=== Task details ===
Retype, without any change, the line that contains "Transcribe this image's" and every line that follows it to the end of the entries, and nothing else.

* * * *

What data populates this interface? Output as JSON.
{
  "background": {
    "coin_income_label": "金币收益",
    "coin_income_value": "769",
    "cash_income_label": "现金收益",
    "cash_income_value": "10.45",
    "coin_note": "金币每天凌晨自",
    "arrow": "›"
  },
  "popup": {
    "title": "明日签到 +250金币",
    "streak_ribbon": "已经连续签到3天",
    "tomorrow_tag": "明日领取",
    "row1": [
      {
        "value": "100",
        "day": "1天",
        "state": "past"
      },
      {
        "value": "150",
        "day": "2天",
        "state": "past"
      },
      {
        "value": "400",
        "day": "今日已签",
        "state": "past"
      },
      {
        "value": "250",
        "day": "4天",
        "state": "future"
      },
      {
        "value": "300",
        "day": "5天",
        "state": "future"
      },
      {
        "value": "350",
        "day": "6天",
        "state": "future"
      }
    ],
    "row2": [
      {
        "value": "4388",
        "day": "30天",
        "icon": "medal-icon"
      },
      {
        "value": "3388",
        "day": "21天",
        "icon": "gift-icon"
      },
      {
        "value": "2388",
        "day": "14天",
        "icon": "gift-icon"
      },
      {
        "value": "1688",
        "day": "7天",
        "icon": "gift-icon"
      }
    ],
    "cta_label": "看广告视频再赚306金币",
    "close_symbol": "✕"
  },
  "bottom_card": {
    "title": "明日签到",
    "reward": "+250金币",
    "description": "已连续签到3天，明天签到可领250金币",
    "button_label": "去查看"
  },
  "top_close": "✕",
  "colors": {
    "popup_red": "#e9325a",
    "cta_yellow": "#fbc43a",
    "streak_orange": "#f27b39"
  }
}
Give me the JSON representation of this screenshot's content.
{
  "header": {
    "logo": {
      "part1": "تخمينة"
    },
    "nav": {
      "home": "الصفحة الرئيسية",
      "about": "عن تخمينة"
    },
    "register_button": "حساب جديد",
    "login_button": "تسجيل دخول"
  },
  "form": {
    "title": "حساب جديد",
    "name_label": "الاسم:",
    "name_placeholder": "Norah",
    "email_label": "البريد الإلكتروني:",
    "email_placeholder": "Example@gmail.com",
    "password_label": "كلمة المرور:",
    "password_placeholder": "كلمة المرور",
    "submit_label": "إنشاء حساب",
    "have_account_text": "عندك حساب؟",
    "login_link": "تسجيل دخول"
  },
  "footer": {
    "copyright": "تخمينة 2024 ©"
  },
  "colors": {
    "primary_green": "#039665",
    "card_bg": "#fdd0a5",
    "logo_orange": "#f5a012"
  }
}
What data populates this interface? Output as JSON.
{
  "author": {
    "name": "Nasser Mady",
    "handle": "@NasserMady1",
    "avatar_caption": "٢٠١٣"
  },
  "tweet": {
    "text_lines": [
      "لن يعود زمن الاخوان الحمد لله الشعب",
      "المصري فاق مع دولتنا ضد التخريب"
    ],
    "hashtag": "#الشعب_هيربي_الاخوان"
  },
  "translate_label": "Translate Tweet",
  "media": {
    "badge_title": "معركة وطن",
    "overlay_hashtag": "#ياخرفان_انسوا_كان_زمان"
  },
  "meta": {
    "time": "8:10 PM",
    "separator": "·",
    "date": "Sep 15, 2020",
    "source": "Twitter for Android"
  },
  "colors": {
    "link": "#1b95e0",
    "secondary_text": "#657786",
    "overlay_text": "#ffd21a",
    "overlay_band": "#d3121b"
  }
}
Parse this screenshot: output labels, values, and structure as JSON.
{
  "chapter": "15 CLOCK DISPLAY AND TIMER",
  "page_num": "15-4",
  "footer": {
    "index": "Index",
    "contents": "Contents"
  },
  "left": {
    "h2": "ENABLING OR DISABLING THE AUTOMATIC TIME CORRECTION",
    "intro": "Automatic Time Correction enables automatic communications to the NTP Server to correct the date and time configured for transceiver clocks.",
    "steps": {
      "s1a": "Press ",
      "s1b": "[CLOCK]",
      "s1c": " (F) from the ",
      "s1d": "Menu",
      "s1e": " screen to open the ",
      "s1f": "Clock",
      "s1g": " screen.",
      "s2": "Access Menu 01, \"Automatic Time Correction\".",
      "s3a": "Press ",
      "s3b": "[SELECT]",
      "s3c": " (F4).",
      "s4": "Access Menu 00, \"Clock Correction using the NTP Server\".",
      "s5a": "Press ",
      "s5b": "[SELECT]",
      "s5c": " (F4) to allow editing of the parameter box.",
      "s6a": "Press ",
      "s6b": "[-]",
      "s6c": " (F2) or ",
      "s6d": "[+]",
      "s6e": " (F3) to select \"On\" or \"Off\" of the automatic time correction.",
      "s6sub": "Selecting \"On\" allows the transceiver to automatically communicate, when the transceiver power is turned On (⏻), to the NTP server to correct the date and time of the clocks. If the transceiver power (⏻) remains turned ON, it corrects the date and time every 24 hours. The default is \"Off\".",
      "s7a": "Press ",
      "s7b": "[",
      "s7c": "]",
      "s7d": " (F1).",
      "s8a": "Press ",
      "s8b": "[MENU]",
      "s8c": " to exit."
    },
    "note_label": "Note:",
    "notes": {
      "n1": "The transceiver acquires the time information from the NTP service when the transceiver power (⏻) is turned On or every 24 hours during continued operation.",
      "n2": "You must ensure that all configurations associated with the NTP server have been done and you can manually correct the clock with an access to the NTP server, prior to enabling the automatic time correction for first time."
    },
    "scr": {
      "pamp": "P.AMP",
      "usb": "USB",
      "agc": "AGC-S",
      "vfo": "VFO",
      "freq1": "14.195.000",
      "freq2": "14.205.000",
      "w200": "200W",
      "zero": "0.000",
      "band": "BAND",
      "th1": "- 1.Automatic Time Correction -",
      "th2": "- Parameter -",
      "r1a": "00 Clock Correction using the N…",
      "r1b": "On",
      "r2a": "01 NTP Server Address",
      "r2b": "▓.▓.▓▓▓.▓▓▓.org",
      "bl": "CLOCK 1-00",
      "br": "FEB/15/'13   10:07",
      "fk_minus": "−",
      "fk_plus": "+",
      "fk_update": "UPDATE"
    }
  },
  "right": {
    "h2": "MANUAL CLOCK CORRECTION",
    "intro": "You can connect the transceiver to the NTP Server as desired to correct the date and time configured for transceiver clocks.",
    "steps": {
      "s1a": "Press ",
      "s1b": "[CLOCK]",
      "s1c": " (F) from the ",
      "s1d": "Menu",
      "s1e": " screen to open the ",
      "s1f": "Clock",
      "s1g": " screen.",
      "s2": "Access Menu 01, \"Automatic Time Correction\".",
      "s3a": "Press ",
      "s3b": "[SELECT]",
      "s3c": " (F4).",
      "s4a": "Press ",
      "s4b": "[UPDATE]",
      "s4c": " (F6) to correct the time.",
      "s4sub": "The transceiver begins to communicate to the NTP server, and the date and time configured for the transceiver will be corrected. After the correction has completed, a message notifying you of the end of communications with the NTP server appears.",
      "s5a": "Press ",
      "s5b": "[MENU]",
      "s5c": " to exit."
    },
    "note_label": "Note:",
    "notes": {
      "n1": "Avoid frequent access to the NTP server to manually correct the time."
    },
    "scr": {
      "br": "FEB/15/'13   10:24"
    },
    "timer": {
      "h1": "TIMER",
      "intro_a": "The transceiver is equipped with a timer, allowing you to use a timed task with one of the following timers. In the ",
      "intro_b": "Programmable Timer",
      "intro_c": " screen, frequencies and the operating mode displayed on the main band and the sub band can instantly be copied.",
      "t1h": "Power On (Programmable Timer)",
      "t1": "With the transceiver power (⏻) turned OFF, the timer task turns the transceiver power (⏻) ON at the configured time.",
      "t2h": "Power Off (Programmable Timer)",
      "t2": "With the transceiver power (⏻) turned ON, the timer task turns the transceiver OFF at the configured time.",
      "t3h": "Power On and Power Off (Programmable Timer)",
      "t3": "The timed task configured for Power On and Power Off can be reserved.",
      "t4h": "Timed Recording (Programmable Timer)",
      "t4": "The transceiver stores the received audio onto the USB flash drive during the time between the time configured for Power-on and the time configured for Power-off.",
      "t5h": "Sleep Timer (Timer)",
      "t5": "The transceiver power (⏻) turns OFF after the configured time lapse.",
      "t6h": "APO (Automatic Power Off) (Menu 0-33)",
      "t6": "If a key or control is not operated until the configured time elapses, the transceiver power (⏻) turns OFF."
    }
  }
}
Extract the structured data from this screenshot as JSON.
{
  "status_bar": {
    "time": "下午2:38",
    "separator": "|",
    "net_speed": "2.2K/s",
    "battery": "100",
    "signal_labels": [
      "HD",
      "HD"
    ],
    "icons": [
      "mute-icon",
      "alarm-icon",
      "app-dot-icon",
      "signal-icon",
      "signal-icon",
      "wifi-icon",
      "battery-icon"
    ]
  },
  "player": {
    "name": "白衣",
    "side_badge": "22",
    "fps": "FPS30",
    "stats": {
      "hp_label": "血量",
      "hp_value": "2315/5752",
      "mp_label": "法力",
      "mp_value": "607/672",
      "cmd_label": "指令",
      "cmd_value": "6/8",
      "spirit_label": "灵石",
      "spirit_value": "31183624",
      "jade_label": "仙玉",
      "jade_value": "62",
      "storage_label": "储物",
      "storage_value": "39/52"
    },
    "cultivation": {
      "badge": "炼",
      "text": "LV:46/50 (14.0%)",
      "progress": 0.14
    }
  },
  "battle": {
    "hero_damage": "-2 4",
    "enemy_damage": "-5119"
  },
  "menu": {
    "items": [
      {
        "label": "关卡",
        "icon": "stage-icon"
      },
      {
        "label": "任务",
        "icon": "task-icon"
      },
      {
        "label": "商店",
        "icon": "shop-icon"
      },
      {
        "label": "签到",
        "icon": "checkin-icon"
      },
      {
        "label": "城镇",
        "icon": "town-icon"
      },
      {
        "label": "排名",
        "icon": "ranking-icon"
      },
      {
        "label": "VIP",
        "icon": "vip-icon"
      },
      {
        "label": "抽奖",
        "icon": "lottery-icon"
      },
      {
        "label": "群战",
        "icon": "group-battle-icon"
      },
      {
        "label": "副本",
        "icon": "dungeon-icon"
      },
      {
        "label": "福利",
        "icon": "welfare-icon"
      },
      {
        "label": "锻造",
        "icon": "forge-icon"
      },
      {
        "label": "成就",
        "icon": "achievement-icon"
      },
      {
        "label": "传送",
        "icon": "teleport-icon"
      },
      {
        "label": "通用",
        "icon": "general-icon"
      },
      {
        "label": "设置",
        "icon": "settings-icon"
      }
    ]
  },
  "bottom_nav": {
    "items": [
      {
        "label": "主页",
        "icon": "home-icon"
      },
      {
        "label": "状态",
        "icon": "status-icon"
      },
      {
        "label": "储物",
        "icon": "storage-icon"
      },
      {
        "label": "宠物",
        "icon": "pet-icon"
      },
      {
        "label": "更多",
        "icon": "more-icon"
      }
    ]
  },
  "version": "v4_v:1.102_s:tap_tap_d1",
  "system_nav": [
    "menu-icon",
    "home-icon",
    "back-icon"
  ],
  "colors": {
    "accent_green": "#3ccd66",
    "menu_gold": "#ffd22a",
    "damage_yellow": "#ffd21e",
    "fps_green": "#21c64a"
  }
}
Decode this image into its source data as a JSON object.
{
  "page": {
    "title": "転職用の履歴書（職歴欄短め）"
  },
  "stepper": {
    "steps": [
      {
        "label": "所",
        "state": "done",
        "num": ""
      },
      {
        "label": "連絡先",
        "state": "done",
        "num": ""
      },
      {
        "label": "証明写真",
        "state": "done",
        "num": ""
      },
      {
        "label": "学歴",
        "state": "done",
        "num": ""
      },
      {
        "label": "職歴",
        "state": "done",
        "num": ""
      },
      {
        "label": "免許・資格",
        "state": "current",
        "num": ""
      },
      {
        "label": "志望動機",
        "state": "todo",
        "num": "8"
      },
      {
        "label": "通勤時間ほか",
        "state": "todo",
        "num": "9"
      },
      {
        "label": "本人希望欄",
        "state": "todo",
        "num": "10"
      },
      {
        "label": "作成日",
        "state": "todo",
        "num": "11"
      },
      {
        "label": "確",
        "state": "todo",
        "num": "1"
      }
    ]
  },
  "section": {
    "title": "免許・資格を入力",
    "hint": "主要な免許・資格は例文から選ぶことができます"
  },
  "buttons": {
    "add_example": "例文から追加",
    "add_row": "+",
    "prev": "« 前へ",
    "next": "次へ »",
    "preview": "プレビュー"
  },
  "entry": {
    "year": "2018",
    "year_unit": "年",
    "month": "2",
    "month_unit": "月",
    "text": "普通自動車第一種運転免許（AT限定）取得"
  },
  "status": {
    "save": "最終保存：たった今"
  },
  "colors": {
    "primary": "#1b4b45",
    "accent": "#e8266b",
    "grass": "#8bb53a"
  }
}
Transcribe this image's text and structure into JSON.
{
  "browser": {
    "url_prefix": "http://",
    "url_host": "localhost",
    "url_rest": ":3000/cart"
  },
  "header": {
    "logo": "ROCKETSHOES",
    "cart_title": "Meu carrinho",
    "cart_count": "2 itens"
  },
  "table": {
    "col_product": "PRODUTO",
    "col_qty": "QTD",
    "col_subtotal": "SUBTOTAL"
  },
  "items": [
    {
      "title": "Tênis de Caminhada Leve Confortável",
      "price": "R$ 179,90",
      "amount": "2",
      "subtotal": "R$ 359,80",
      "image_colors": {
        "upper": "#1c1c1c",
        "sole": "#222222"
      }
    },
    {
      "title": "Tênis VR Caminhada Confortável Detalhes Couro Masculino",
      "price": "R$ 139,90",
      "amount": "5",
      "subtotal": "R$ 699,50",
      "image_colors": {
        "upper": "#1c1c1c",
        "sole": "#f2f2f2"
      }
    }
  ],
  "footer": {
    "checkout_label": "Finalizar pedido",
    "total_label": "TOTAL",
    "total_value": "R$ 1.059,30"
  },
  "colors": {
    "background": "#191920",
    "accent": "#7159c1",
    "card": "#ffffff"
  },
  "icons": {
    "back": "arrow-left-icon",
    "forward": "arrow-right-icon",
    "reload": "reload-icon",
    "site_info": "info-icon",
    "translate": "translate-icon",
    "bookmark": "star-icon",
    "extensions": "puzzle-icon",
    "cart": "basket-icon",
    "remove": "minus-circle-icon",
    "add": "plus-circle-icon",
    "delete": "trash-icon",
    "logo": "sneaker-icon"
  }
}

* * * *

=== Result for this task ===
Transcribe this image's text and structure into JSON.
{
  "browser": {
    "url_prefix": "http://",
    "url_host": "localhost",
    "url_rest": ":3000/cart"
  },
  "header": {
    "logo": "ROCKETSHOES",
    "cart_title": "Meu carrinho",
    "cart_count": "2 itens"
  },
  "table": {
    "col_product": "PRODUTO",
    "col_qty": "QTD",
    "col_subtotal": "SUBTOTAL"
  },
  "items": [
    {
      "title": "Tênis de Caminhada Leve Confortável",
      "price": "R$ 179,90",
      "amount": "2",
      "subtotal": "R$ 359,80",
      "image_colors": {
        "upper": "#1c1c1c",
        "sole": "#222222"
      }
    },
    {
      "title": "Tênis VR Caminhada Confortável Detalhes Couro Masculino",
      "price": "R$ 139,90",
      "amount": "5",
      "subtotal": "R$ 699,50",
      "image_colors": {
        "upper": "#1c1c1c",
        "sole": "#f2f2f2"
      }
    }
  ],
  "footer": {
    "checkout_label": "Finalizar pedido",
    "total_label": "TOTAL",
    "total_value": "R$ 1.059,30"
  },
  "colors": {
    "background": "#191920",
    "accent": "#7159c1",
    "card": "#ffffff"
  },
  "icons": {
    "back": "arrow-left-icon",
    "forward": "arrow-right-icon",
    "reload": "reload-icon",
    "site_info": "info-icon",
    "translate": "translate-icon",
    "bookmark": "star-icon",
    "extensions": "puzzle-icon",
    "cart": "basket-icon",
    "remove": "minus-circle-icon",
    "add": "plus-circle-icon",
    "delete": "trash-icon",
    "logo": "sneaker-icon"
  }
}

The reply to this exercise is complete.